Whilst much of Black Adam zooms on a pace that is erratic and void of focus, it helps that so much of the cast is committed to the game at hand.  Johnson has never been more brooding, and though his character is quite stoic, he doesn’t forget to have fun in the meantime; him trying to figure out a catchphrase and when to say it offers an amusing running joke throughout.  As for the JSA, as to be expected with so many players, some are left by the wayside, and here it’s Centineo and Swindell that suffer.  Both are fine performers, they even manage to muster some cute chemistry between them, but they feel like they’ve waltzed in to frame from another story, and when opposite the far more forceful Hodge and Brosnan it’s more noticeable.  As for the aforementioned, Hodge emerges as the film’s MVP as the JSA’s leader.  He’s charm personified, and his back-and-forth with Centineo, Brosnan, and Johnson throughout continually pushes him to the forefront.  Brosnan is just absolute grace here.  There’s a delicate nature to his performance that injects a real sense of emotion to proceedings, and though some critics may cry foul of his character’s abilities being similar to that of another superhero Doctor (a certain Strange MCU player), him being created in comic book lore prior means, really, the MCU jacked his style.

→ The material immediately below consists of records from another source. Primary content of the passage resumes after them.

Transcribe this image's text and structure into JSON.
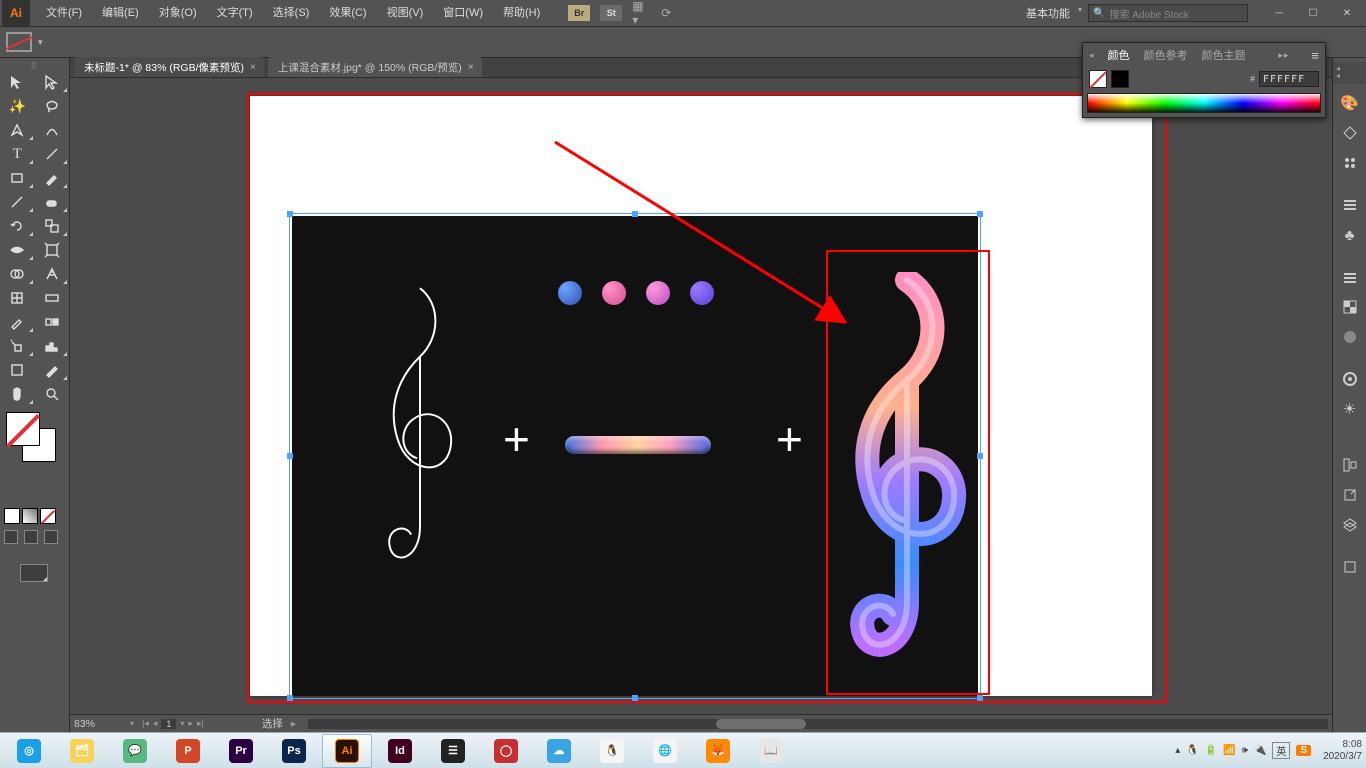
{
  "menubar": {
    "items": [
      "文件(F)",
      "编辑(E)",
      "对象(O)",
      "文字(T)",
      "选择(S)",
      "效果(C)",
      "视图(V)",
      "窗口(W)",
      "帮助(H)"
    ],
    "util_buttons": [
      "Br",
      "St"
    ],
    "workspace_label": "基本功能",
    "stock_placeholder": "搜索 Adobe Stock"
  },
  "tabs": [
    {
      "label": "未标题-1* @ 83% (RGB/像素预览)",
      "active": true
    },
    {
      "label": "上课混合素材.jpg* @ 150% (RGB/预览)",
      "active": false
    }
  ],
  "statusbar": {
    "zoom": "83%",
    "artboard_index": "1",
    "selection_label": "选择"
  },
  "color_panel": {
    "tabs": [
      "颜色",
      "颜色参考",
      "颜色主题"
    ],
    "hex": "FFFFFF",
    "hash": "#"
  },
  "taskbar": {
    "apps": [
      {
        "name": "360-browser",
        "bg": "#1aa0e8",
        "txt": "◎"
      },
      {
        "name": "explorer",
        "bg": "#f7d35a",
        "txt": "🗂"
      },
      {
        "name": "wechat",
        "bg": "#57b97f",
        "txt": "💬"
      },
      {
        "name": "powerpoint",
        "bg": "#d24726",
        "txt": "P"
      },
      {
        "name": "premiere",
        "bg": "#2a0043",
        "txt": "Pr"
      },
      {
        "name": "photoshop",
        "bg": "#0a2749",
        "txt": "Ps"
      },
      {
        "name": "illustrator",
        "bg": "#2b1100",
        "txt": "Ai",
        "active": true
      },
      {
        "name": "indesign",
        "bg": "#40001e",
        "txt": "Id"
      },
      {
        "name": "misc1",
        "bg": "#222",
        "txt": "☰"
      },
      {
        "name": "misc2",
        "bg": "#c73030",
        "txt": "◯"
      },
      {
        "name": "misc3",
        "bg": "#3aa3e3",
        "txt": "☁"
      },
      {
        "name": "qq",
        "bg": "#f5f5f5",
        "txt": "🐧"
      },
      {
        "name": "chrome",
        "bg": "#f5f5f5",
        "txt": "🌐"
      },
      {
        "name": "firefox",
        "bg": "#ff8a00",
        "txt": "🦊"
      },
      {
        "name": "notes",
        "bg": "#e6e6e6",
        "txt": "📖"
      }
    ],
    "tray_icons": [
      "▴",
      "🐧",
      "🔋",
      "📶",
      "🕪",
      "🔌"
    ],
    "ime1": "英",
    "ime2": "S",
    "time": "8:08",
    "date": "2020/3/7"
  }
}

When looking at the individual pieces of Black Adam it’s a shame that they all didn’t come together in a better manner.  Clearly a victim of its own ambition in trying to tell Black Adam’s own vast story and introduce the JSA, Jaume Collet-Sera‘s action spectacle feels undone by its inconsistent nature; as seems to be tradition in the comic book movie world the film’s villain is spectacularly undercooked and there’s an anti-climactic feel to the proceedings that further hurts an already questionably assembled production.

I’ve never kept my interest for Dwayne Johnson a remote secret, and I’m not even being biased when I say how good he is in this and that the love for the character is evident, but the sum of all the film’s parts don’t speak cohesively to the passion that fuelled this project.  I suspect we haven’t seen the last of Johnson within the DCEU – the film’s post-credit stinger (and if it hasn’t been spoiled for you, you’re in for an applaud-worthy treat) speaks to certain power dynamics that could be entertainingly explored further down the road – or the JSA either.  The iterations of Atom Smasher and Cyclone deserve better treatment than afforded here, and Hawkman is far too charismatic as embodied by Hodge to be only given one such outing, but as in the same vein of Suicide Squad, there’s an “edited by committee” mentality that appears to have stifled a film that has a much darker, violent beating heart at its centre that wasn’t allowed to be organically fleshed out.

Much has been said about Black Adam reenergising the DCU and changing its course for the future.  I can appreciate Johnson’s enthusiasm for the project and wanting to correct certain injustices, but this film feels far too shaky to make such an impact.  That being said, when certain ingredients within Black Adam‘s recipe prove their taste, it’s difficult to not be a little bit excited, or at least curious, as to where things can travel next; just as long as Hodge’s Hawkman is there for the ride.


Black Adam is now screening in Australian theatres.

Peter Gray

Film critic with a penchant for Dwayne Johnson, Jason Momoa, Michelle Pfeiffer and horror movies, harbouring the desire to be a face of entertainment news.